The McCune Home is one of several mansions that stand on Capitol Hill, Salt Lake City. It was built, with no expense spared, between 1898 and 1901 by one of Utah’s first millionaires, railroad magnate Alfred William McCune. In 1920, after his children had grown up, the house was donated to the Church of Jesus Christ of Latter-day Saints.
McCune thought his house would make the perfect residence for the church president, Herber J. Grant, but instead Grant set up the McCune School of Music which occupied the mansion until 1957. It was later used as a satellite campus of the Mormon Brigham Young University, and the ballroom was used by the Virginia Tanner Dance School.
Alfred and Elizabeth McCune loved to entertain; she was well known for her parties and women’s rights work within the Church, and he for hosting important political and church figures, so it is fitting that the property is today used as a wedding and conference venue. It reputedly also hosts at least two spirits, who seem to be quite friendly but like to turn lights on and off, lock or unlock doors, and playfully move things around.
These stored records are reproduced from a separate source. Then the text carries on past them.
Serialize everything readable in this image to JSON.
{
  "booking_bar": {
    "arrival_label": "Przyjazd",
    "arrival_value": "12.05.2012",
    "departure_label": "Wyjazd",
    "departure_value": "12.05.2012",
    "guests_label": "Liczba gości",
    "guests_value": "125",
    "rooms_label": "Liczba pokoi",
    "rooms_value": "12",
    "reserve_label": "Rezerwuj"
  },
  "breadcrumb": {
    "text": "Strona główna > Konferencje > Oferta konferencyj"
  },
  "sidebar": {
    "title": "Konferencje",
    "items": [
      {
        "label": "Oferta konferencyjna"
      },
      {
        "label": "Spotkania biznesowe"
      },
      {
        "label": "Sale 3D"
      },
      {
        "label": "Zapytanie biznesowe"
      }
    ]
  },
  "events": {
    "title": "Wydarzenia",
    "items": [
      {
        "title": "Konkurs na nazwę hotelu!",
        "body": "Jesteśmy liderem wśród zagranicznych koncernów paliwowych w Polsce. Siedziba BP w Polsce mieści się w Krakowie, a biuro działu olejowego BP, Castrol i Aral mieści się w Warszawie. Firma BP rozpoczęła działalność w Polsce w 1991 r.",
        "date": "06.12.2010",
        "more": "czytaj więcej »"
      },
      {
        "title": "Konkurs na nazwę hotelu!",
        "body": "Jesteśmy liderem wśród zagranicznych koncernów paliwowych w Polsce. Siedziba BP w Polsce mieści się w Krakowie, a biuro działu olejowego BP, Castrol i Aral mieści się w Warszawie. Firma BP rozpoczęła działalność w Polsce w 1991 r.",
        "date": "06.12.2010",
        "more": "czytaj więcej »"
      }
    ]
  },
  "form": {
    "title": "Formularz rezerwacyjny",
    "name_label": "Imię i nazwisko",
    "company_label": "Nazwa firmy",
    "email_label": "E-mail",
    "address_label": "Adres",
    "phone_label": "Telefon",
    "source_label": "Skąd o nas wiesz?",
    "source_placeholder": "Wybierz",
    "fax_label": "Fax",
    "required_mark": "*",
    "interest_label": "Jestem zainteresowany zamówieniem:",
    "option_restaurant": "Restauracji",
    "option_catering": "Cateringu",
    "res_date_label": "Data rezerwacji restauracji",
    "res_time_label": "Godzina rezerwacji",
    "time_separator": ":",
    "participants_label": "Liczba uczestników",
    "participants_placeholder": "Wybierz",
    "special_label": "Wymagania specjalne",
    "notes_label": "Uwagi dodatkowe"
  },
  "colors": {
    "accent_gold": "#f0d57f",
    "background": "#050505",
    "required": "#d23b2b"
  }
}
Alfred W. McCune was born on June 11, 1849 at Fort William in Calcutta, India, where his father was stationed with the British Army. Captain Matthew McCune and his wife, Sarah, who were members of the Plymouth Brethren Christian Church, converted to the Church of Jesus Christ of Latter-day Saints while he was stationed in India.
Matthew McCune was posted to Burma in 1854, where he spent his spare time working as a Mormon missionary. He quit the British Army two years later in order to join Brigham Young’s Mormon pioneers in the New World, and the family embarked on a three month voyage to New York, arriving on March 3, 1857. Alfred McCune is recorded in Orson Ferguson Whitney’s History of Utah as recalling that “I had never seen snow before: I took it for salt, while my brother Ed thought it was sugar.”
They stayed three months in New York before taking the next perilous leg of their journey, by wagon across the Rockies. With support from families within the Mormon community, they finally settled in Nephi, Utah.
In his youth McCune found employment herding sheep and raising stock, and at age 19 he worked as a laborer for the Union Pacific Railroad. After a brief foray into cattle herding with his brother, McCune turned his attention back to the railroad industry, but this time with bigger ideas. At 21-years-old, he started building his fortune supplying the railroad workers with provisions, later part-owning a general store in Milford, as well as a 6,000 acre horse and cattle ranch. By now McCune had become well connected with other well-known millionaires of the era, such as J. P. Morgan and William Randolph Hearst.
He joined with two business partners in 1878 to build the Utah Southern Railroad Extension from Milford to Frisco, and followed this up over his future years with investing in various railroad, mining, lumber supply, and other business ventures. McCune helped to build sections of the Rio Grande Railroad; the Denver and South Park, and the Denver and New Orleans lines; as well as a particularly tough section of the Oregon Short Line.
He married his childhood sweetheart, Elizabeth, in 1872. While out on a road-trip one day, the couple spotted a house on Riverside Drive, New York City, which would be the inspiration for their own future home.
But they wanted to make their house something that the world had never witnessed before. Elizabeth chose prominent architect S. C. Dallas to oversee the work, and the McCune’s sent him around Europe and America for two whole years to study different styles and building techniques. The final design used a fusion of Gothic Revival and East Asian architecture.
To realize the grand vision, materials were shipped in from different parts of the world. For instance, mahogany was brought from the Caribbean and South Africa, while oak was ordered from England. The red roofing tiles came from the Netherlands, and a mammoth wall mirror was ordered from Germany. The mirror was so big that a special railroad car had to be made, which wasn’t a problem for McCune, given his connections and powerful friends.
Parts of the interior walls were luxuriously decorated with leather transported all the way from Russia, and from Nubia came the marble used for the fireplaces. For the exterior, they used a high-quality local sandstone.
It cost in total a staggering $1 million — roughly $28 million inflation adjusted for 2018; that is as much as Taylor Swift’s mansion located on Beverly Hills, or as much as Celine Dion’s home in Florida.
The McCune’s themselves added marble statues to the interior decor, which they had bought while holidaying in Italy. They also devised a clever musical trick for their guests: underneath the stairs was hidden a tiny room into which musicians could enter in secret. The sound would carry throughout the building and the guests could not guess where it came from. It would seem that the spirit of the music itself has stayed with the house as one the reported hauntings is the sound of music coming from nowhere!
The Church sold the McCune Home in 1972 to a community group, who failed to turn it into a cultural center as planned, however the ballroom was busy with Elizabeth Tanner’s dance classes for several years. There was a period of quiet for the house after the dance school left — until it was shaken by a tornado on August 11, 1999.
The damage caused to the McCune Home shook businessman Philip McCarthey into action to save the place from deteriorating further. He swiftly purchased and set about renovating the whole place, and thus preserved it for future generations. Today this 21-room mansion is listed on the National Register of Historic Places.